=== Source records ===

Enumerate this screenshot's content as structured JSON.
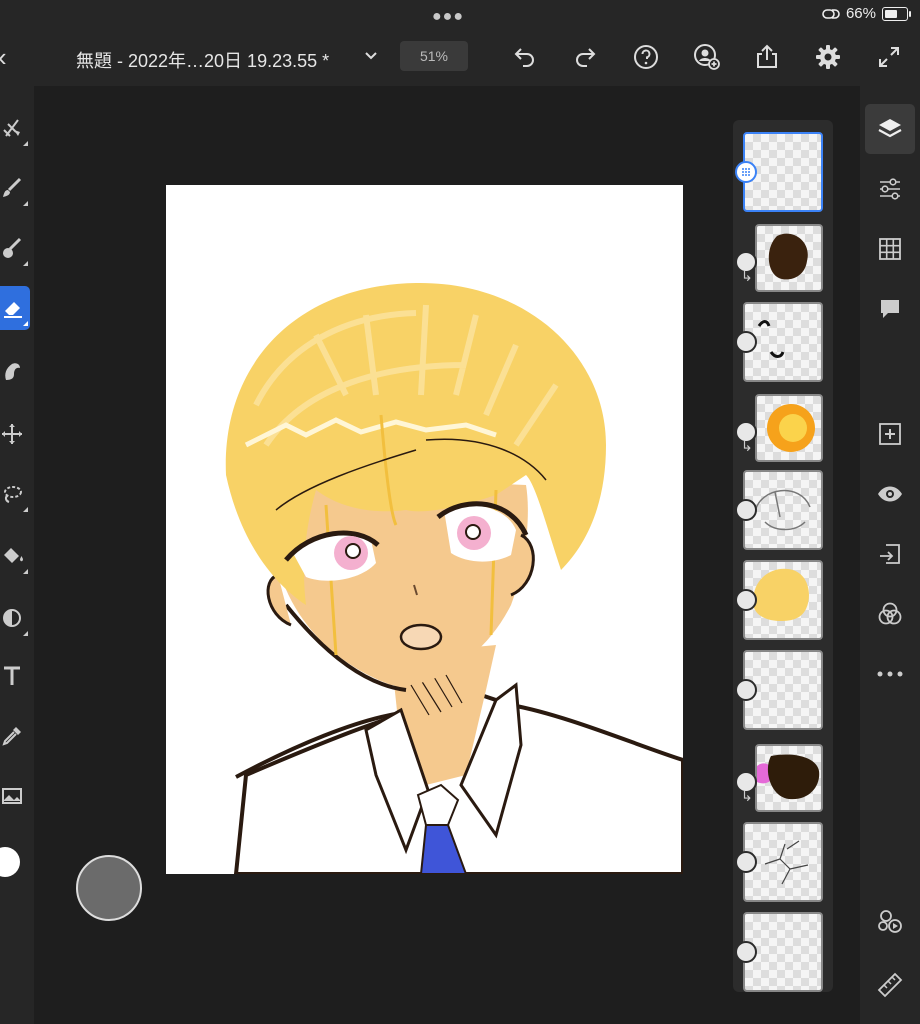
{
  "status": {
    "battery_percent": "66%"
  },
  "header": {
    "back_label": "‹",
    "document_title": "無題 - 2022年…20日 19.23.55 *",
    "zoom": "51%",
    "icons": [
      "undo-icon",
      "redo-icon",
      "help-icon",
      "invite-icon",
      "share-icon",
      "settings-icon",
      "fullscreen-icon"
    ]
  },
  "brush": {
    "size": "209"
  },
  "left_tools": [
    "selection-tool-icon",
    "brush-tool-icon",
    "mixer-brush-icon",
    "eraser-tool-icon",
    "smudge-tool-icon",
    "move-tool-icon",
    "lasso-tool-icon",
    "fill-tool-icon",
    "clone-stamp-icon",
    "type-tool-icon",
    "eyedropper-icon",
    "place-image-icon",
    "color-swatch"
  ],
  "layers": [
    {
      "id": 1,
      "selected": true,
      "clipped": false,
      "content": "empty"
    },
    {
      "id": 2,
      "selected": false,
      "clipped": true,
      "content": "dark-brown-blob"
    },
    {
      "id": 3,
      "selected": false,
      "clipped": false,
      "content": "eye-lines"
    },
    {
      "id": 4,
      "selected": false,
      "clipped": true,
      "content": "orange-circle"
    },
    {
      "id": 5,
      "selected": false,
      "clipped": false,
      "content": "sketch-lines"
    },
    {
      "id": 6,
      "selected": false,
      "clipped": false,
      "content": "yellow-hair"
    },
    {
      "id": 7,
      "selected": false,
      "clipped": false,
      "content": "empty"
    },
    {
      "id": 8,
      "selected": false,
      "clipped": true,
      "content": "pink-dark-blob"
    },
    {
      "id": 9,
      "selected": false,
      "clipped": false,
      "content": "crack-lines"
    },
    {
      "id": 10,
      "selected": false,
      "clipped": false,
      "content": "empty"
    }
  ],
  "right_tools": [
    "layers-icon",
    "adjustments-icon",
    "grid-icon",
    "comment-icon",
    "add-layer-icon",
    "visibility-icon",
    "import-icon",
    "blend-mode-icon",
    "more-icon",
    "livestream-icon",
    "ruler-icon"
  ],
  "colors": {
    "accent": "#2f6fde",
    "hair": "#f8d266",
    "skin": "#f5c98e",
    "tie": "#3f55d8",
    "line": "#2a1a10"
  }
}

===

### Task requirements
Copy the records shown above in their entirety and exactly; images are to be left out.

### Solution to the exercise
Enumerate this screenshot's content as structured JSON.
{
  "status": {
    "battery_percent": "66%"
  },
  "header": {
    "back_label": "‹",
    "document_title": "無題 - 2022年…20日 19.23.55 *",
    "zoom": "51%",
    "icons": [
      "undo-icon",
      "redo-icon",
      "help-icon",
      "invite-icon",
      "share-icon",
      "settings-icon",
      "fullscreen-icon"
    ]
  },
  "brush": {
    "size": "209"
  },
  "left_tools": [
    "selection-tool-icon",
    "brush-tool-icon",
    "mixer-brush-icon",
    "eraser-tool-icon",
    "smudge-tool-icon",
    "move-tool-icon",
    "lasso-tool-icon",
    "fill-tool-icon",
    "clone-stamp-icon",
    "type-tool-icon",
    "eyedropper-icon",
    "place-image-icon",
    "color-swatch"
  ],
  "layers": [
    {
      "id": 1,
      "selected": true,
      "clipped": false,
      "content": "empty"
    },
    {
      "id": 2,
      "selected": false,
      "clipped": true,
      "content": "dark-brown-blob"
    },
    {
      "id": 3,
      "selected": false,
      "clipped": false,
      "content": "eye-lines"
    },
    {
      "id": 4,
      "selected": false,
      "clipped": true,
      "content": "orange-circle"
    },
    {
      "id": 5,
      "selected": false,
      "clipped": false,
      "content": "sketch-lines"
    },
    {
      "id": 6,
      "selected": false,
      "clipped": false,
      "content": "yellow-hair"
    },
    {
      "id": 7,
      "selected": false,
      "clipped": false,
      "content": "empty"
    },
    {
      "id": 8,
      "selected": false,
      "clipped": true,
      "content": "pink-dark-blob"
    },
    {
      "id": 9,
      "selected": false,
      "clipped": false,
      "content": "crack-lines"
    },
    {
      "id": 10,
      "selected": false,
      "clipped": false,
      "content": "empty"
    }
  ],
  "right_tools": [
    "layers-icon",
    "adjustments-icon",
    "grid-icon",
    "comment-icon",
    "add-layer-icon",
    "visibility-icon",
    "import-icon",
    "blend-mode-icon",
    "more-icon",
    "livestream-icon",
    "ruler-icon"
  ],
  "colors": {
    "accent": "#2f6fde",
    "hair": "#f8d266",
    "skin": "#f5c98e",
    "tie": "#3f55d8",
    "line": "#2a1a10"
  }
}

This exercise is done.